Who’s ready for some toe-tappin’, finger-poppin’ rhythms, with a dash of sophistication? Ok, well how about some smooth vocals and lead lines, with phrasing to die for? Excellent! Because this week at Dr. Rhino’s Picks, we has jazz. C’mon and dig it with me all you hep cats!
New this week in the Rhino Room at iTunes:
112, Peaches & Cream – To kick off this week’s column, we’ve got the first of a few new additions to our digital catalog from the Bad Boy Entertainment archives, and this particular song remains the biggest Billboard Hot 100 hit to date from the Atlanta R&B quartet known as 112, having made it all the way to #4 back in 2001. In addition to the original version the guys did with P. Diddy, you’ll also find the radio and club mixes of the track, which feature Ludacris, as well the club mix of “Dance with Me,” which was actually a #1 hit in Belgium. (True story!)
Faith Evans, You Used to Love Me – Now’s your big chance to revisit Ms. Evans’ debut single in its original form as well as in two separate club mixes and in instrumental form. Remember how they used it to score the scene in Notorious where she catches Biggie with another woman? Good times.
Faith No More, Live at Brixton Academy – Released as the band was still riding high on the out-of-nowhere success of “Epic,” this is the 10-track UK version of the album, which means that it’s actually eight live tracks (“Falling to Pieces,” “The Real Thing,” “Epic,” “War Pigs,” “From Out of Nowhere,” “We Care a Lot,” “Zombie Eaters,” and “Edge of the World”) and two additional tracks taken from the recording sessions for The Real Thing (“The Grade” and “The Cowboy Song”).
Here’s a piece of information that’ll make you go crazy: today marks the 30th anniversary of the release of Prince and the Revolution’s Purple Rain.
Now, when we say Purple Rain, in this particular instance we’re talking about the soundtrack to the film rather than the film itself, which didn’t hit theaters until July 27, 1984, but you probably already guessed that. Either way, though, the second you saw this post pop up, we’d guess that you instantly had at least one of the album’s songs running through your brain, most likely the title track, if only because, well, the title’s right there in front of you. That said, it’s not like there aren’t enough other unforgettable options to choose from, starting with the very first track.
Seriously, do opening salvos get any better than the opening moments of “Let’s Go Crazy”? Even presented in paragraph form, it reads like a life-affirming sermon.

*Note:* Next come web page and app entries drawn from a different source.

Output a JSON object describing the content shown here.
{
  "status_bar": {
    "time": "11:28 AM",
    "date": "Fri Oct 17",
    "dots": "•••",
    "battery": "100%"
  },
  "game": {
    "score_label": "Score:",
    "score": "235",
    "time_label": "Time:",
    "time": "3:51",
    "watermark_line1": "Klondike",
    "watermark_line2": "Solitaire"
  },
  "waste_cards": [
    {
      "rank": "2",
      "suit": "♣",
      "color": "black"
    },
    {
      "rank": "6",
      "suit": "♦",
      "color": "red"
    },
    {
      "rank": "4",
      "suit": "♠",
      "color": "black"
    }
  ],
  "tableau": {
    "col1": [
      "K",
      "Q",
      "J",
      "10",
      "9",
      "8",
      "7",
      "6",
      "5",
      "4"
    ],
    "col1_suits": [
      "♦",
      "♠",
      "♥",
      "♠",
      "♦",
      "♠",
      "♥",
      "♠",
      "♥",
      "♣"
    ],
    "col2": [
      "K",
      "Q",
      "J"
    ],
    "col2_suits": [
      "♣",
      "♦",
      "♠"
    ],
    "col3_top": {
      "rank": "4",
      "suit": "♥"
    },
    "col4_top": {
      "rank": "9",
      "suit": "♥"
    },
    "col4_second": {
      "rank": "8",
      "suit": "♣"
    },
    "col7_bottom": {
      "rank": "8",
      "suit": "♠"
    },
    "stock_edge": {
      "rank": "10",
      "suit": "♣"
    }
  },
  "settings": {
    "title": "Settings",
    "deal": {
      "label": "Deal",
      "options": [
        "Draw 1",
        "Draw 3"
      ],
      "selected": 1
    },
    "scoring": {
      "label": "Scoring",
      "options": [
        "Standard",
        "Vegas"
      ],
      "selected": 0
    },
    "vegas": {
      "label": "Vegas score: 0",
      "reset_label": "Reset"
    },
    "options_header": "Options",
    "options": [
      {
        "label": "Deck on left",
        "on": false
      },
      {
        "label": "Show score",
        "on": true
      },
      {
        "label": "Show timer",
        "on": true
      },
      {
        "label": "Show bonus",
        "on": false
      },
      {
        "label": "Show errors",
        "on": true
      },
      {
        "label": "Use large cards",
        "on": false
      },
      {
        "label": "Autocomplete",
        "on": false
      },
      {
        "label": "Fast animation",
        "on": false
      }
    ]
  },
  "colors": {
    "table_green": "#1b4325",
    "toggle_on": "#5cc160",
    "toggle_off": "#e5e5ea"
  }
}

Say, have you heard about this Jersey Boys movie?
Yeah, yeah, we know, there’s been just the teensiest bit of publicity about it, but we hope you’ll forgive us if we offer a little bit more today…and, uh, then some more next week, come to think of it. (Look, it’s kind of a big deal, y’know?) After next week, though, we’re pretty sure we’ll probably be done talking about it…at least ‘til it hits home video, anyway.
Today, though, we wanted to make sure that you were aware that the soundtrack to Jersey Boys is now available for your purchasing pleasure, and – better yet –it feature a mix of the music from Frankie Valli and the Four Seasons that’s featured in the film as well as performances from cast members John Lloyd Young, Erich Bergen, Michael Lomenda, Vincent Piazza, and Kyli Rae. And don’t give us that “but I just wanted the original versions” or “but I just wanted the cast’s versions,” because, what, like you don’t have the options to get those already? (The answer, of course, is “yes, you do.”) Besides, this way, you get a nice healthy blend of the two, which makes for a very nice sampler if you’re looking for a gateway drug into the group’s music, so you’re welcome.